→ Material for the task:

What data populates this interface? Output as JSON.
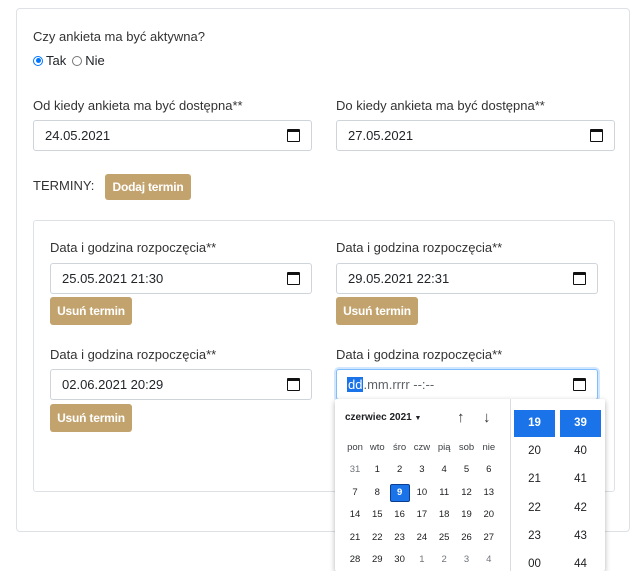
{
  "active_question": {
    "label": "Czy ankieta ma być aktywna?",
    "options": [
      {
        "label": "Tak",
        "checked": true
      },
      {
        "label": "Nie",
        "checked": false
      }
    ]
  },
  "availability": {
    "from_label": "Od kiedy ankieta ma być dostępna**",
    "from_value": "24.05.2021",
    "to_label": "Do kiedy ankieta ma być dostępna**",
    "to_value": "27.05.2021"
  },
  "terms": {
    "label": "TERMINY:",
    "add_button": "Dodaj termin",
    "items": [
      {
        "label": "Data i godzina rozpoczęcia**",
        "value": "25.05.2021 21:30",
        "remove": "Usuń termin"
      },
      {
        "label": "Data i godzina rozpoczęcia**",
        "value": "29.05.2021 22:31",
        "remove": "Usuń termin"
      },
      {
        "label": "Data i godzina rozpoczęcia**",
        "value": "02.06.2021 20:29",
        "remove": "Usuń termin"
      },
      {
        "label": "Data i godzina rozpoczęcia**",
        "seg_day": "dd",
        "seg_rest": ".mm.rrrr --:--"
      }
    ]
  },
  "picker": {
    "month": "czerwiec 2021",
    "weekdays": [
      "pon",
      "wto",
      "śro",
      "czw",
      "pią",
      "sob",
      "nie"
    ],
    "weeks": [
      [
        "31",
        "1",
        "2",
        "3",
        "4",
        "5",
        "6"
      ],
      [
        "7",
        "8",
        "9",
        "10",
        "11",
        "12",
        "13"
      ],
      [
        "14",
        "15",
        "16",
        "17",
        "18",
        "19",
        "20"
      ],
      [
        "21",
        "22",
        "23",
        "24",
        "25",
        "26",
        "27"
      ],
      [
        "28",
        "29",
        "30",
        "1",
        "2",
        "3",
        "4"
      ]
    ],
    "selected_day": "9",
    "hours": [
      "19",
      "20",
      "21",
      "22",
      "23",
      "00"
    ],
    "minutes": [
      "39",
      "40",
      "41",
      "42",
      "43",
      "44"
    ],
    "selected_hour": "19",
    "selected_minute": "39"
  },
  "icons": {
    "calendar": "calendar-icon",
    "arrow_up": "arrow-up-icon",
    "arrow_down": "arrow-down-icon",
    "dropdown": "caret-down-icon"
  },
  "colors": {
    "accent_gold": "#c3a36d",
    "selection_blue": "#1a73e8",
    "radio_blue": "#0075ff"
  }
}
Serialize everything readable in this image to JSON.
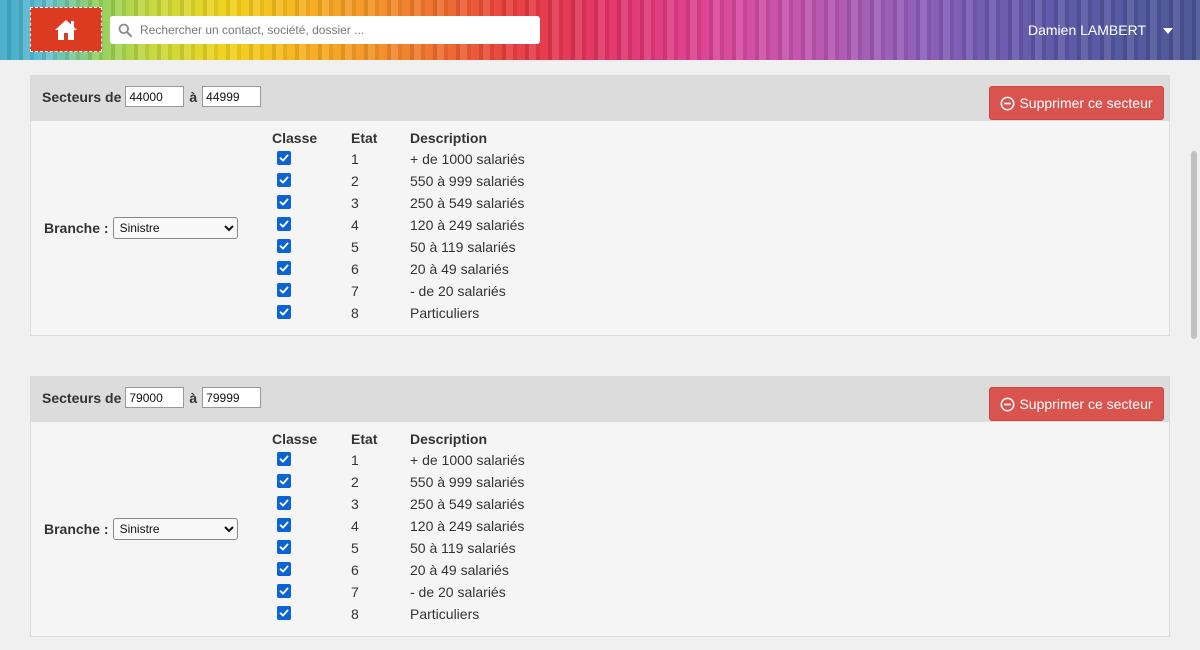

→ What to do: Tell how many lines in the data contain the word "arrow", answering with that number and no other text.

→ Exercise response: 2